Saved data entries:
────────────────

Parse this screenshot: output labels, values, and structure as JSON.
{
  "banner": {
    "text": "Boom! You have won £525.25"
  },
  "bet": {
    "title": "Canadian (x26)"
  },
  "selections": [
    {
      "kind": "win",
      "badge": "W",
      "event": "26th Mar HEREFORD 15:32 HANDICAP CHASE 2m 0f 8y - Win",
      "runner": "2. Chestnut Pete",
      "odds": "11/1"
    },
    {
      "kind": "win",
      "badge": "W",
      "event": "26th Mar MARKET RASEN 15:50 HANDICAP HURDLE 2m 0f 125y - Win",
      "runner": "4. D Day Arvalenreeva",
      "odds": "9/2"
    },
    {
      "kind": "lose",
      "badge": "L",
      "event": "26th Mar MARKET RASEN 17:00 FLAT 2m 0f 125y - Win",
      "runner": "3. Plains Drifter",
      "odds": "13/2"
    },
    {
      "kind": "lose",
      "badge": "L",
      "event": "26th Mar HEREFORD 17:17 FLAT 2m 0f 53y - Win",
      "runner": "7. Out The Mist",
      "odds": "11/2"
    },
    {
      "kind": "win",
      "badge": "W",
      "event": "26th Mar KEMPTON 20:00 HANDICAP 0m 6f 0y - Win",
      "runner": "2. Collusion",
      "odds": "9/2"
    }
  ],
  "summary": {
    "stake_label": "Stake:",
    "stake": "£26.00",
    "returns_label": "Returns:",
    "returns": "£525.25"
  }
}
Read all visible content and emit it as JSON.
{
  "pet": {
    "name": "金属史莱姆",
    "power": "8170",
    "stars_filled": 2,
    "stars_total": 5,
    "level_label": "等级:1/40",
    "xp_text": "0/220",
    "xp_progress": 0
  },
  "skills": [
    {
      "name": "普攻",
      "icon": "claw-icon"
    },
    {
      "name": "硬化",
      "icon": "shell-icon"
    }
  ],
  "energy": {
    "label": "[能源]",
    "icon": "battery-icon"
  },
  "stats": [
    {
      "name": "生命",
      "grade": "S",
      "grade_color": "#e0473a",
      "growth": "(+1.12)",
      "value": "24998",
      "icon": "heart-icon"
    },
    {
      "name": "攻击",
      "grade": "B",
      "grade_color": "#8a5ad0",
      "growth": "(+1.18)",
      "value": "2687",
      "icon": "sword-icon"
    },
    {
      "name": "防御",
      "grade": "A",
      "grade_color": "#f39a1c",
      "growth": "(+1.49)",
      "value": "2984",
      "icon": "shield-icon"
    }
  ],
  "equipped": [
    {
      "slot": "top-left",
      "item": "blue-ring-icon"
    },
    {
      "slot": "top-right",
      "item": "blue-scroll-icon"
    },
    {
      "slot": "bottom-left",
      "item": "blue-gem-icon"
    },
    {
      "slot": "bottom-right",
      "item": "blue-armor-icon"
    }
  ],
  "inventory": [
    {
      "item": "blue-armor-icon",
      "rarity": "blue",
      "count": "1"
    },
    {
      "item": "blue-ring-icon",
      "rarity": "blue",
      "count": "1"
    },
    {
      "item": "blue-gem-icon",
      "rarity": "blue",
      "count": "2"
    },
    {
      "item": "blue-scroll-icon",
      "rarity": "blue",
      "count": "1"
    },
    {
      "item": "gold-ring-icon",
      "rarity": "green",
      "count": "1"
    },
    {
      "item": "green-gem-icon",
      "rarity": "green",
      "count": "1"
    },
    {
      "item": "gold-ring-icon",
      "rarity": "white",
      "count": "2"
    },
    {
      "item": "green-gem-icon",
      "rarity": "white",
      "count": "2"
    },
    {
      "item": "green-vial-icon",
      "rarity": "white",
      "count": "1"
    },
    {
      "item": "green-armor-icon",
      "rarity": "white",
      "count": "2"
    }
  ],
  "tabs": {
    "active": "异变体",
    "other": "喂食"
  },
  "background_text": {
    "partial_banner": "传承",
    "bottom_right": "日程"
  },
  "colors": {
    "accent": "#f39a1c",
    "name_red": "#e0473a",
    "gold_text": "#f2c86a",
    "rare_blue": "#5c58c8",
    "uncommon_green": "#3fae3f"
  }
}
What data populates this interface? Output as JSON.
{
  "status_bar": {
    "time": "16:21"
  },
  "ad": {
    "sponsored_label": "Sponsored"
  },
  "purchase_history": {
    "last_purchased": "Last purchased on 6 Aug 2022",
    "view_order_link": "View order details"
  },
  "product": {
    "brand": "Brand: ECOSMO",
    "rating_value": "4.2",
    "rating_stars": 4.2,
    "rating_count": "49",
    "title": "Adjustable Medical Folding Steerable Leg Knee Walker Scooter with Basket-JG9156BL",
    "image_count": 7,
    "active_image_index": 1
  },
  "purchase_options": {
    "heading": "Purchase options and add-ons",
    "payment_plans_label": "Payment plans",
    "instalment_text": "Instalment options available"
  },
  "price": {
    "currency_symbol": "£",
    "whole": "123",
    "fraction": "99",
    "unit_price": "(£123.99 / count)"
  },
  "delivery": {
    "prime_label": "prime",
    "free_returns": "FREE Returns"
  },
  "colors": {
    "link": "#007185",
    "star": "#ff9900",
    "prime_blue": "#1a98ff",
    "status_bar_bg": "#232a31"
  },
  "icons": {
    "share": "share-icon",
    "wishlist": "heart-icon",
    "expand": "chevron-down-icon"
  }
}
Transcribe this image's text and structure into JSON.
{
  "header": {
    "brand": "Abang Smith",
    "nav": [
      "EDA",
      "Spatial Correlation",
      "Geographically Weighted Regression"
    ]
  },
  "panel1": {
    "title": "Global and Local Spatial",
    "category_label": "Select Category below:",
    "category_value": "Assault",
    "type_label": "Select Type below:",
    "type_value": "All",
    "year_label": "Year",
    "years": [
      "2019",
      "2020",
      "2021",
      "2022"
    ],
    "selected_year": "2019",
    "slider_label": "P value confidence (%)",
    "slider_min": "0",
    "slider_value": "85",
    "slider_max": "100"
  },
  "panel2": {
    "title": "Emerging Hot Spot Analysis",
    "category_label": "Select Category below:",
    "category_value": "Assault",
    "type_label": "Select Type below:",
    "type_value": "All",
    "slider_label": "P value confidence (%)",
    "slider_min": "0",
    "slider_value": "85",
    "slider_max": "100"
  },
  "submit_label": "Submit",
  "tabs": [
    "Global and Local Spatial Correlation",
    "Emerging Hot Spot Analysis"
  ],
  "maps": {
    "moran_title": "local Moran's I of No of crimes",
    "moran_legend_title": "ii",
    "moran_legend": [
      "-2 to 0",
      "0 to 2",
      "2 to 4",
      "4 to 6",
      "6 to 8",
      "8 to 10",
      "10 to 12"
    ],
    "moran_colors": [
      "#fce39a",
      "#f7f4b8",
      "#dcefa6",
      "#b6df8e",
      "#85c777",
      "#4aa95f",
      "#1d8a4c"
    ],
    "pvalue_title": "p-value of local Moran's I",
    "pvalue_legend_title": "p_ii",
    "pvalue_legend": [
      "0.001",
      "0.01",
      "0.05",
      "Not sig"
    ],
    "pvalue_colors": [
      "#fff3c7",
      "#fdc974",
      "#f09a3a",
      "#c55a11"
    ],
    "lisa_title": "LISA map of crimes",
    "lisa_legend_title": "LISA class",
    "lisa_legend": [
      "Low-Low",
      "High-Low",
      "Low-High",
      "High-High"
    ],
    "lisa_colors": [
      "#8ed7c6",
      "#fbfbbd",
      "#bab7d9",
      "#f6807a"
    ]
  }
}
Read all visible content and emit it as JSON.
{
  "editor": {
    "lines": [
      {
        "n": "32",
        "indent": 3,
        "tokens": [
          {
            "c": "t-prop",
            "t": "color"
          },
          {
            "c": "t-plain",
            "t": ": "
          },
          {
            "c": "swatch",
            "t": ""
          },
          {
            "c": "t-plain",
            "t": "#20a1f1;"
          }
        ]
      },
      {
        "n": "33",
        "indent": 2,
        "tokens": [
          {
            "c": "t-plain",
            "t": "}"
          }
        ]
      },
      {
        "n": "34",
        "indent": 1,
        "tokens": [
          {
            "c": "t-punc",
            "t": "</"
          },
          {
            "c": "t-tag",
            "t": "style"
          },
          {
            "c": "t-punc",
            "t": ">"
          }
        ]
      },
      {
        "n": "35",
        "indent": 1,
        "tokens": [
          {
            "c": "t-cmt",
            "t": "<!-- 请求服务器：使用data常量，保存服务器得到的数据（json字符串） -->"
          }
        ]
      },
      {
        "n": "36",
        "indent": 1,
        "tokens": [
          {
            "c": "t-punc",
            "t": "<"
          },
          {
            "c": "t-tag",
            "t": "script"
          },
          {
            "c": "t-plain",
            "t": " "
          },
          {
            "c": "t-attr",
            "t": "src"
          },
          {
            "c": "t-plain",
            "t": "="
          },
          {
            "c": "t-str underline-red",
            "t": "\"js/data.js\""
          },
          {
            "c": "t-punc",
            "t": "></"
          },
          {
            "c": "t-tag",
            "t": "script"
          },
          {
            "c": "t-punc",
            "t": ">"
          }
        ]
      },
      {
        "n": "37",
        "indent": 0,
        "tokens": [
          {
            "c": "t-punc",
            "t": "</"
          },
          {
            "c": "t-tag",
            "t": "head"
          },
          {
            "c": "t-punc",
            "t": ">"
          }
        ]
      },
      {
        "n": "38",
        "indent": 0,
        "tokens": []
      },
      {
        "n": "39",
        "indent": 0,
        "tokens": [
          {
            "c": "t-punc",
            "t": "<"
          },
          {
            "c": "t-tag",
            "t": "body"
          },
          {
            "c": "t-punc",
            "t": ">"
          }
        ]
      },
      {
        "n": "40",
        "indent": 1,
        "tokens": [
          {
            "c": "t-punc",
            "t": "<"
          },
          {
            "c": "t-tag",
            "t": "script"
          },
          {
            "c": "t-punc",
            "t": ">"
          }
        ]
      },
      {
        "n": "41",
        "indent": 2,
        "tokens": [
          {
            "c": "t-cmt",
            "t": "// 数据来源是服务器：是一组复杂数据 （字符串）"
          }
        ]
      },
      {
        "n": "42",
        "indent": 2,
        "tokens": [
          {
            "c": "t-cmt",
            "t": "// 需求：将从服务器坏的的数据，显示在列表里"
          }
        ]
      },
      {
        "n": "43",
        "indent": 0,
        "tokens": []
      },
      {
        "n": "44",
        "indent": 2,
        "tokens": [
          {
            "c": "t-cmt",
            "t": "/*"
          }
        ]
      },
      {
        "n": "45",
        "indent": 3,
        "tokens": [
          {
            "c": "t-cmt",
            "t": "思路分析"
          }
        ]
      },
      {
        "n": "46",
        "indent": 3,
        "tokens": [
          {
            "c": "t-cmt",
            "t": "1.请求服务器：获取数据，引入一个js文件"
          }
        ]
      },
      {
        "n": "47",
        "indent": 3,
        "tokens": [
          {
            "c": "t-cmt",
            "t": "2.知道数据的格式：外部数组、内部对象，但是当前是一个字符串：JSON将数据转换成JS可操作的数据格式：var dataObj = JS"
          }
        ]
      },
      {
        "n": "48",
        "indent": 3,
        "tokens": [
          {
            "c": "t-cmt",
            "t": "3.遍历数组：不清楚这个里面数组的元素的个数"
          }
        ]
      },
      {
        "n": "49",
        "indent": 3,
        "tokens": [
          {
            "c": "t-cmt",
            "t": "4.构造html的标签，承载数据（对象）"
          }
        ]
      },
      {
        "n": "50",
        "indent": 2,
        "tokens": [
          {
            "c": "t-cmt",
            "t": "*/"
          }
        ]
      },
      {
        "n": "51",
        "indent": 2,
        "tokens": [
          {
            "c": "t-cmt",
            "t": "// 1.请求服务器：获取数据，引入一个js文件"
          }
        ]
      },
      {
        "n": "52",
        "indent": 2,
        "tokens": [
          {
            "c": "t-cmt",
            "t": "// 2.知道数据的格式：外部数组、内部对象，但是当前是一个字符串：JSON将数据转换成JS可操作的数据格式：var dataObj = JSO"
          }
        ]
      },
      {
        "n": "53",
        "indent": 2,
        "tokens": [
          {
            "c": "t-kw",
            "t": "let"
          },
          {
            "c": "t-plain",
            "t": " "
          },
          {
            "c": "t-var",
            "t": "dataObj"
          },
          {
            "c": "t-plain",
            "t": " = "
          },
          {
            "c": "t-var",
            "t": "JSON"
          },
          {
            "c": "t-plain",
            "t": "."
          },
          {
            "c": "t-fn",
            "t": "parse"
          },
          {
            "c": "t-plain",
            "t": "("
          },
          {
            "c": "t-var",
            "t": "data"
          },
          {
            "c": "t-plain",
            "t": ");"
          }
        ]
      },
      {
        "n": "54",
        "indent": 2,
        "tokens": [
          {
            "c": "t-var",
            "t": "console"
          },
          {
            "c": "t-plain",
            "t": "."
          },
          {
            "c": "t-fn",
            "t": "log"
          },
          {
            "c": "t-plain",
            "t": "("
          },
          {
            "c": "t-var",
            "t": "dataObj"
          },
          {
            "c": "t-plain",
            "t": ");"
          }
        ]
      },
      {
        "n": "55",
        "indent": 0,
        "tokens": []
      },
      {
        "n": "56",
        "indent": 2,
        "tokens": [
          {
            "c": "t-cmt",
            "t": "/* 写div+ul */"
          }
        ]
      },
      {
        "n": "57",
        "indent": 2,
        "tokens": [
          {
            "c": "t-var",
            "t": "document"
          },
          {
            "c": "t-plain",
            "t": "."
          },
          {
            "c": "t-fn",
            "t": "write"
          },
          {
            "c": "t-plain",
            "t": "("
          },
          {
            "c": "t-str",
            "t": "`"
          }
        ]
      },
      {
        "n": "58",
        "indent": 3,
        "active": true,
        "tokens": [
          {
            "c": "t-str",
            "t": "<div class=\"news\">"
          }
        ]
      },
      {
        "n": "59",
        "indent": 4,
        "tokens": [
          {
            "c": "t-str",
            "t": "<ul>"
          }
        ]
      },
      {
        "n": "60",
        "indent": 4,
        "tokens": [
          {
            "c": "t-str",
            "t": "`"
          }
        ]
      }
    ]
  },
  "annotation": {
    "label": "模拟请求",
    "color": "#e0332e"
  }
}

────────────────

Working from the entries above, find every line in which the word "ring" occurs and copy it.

      "item": "blue-ring-icon"
      "item": "blue-ring-icon",
      "item": "gold-ring-icon",
      "item": "gold-ring-icon",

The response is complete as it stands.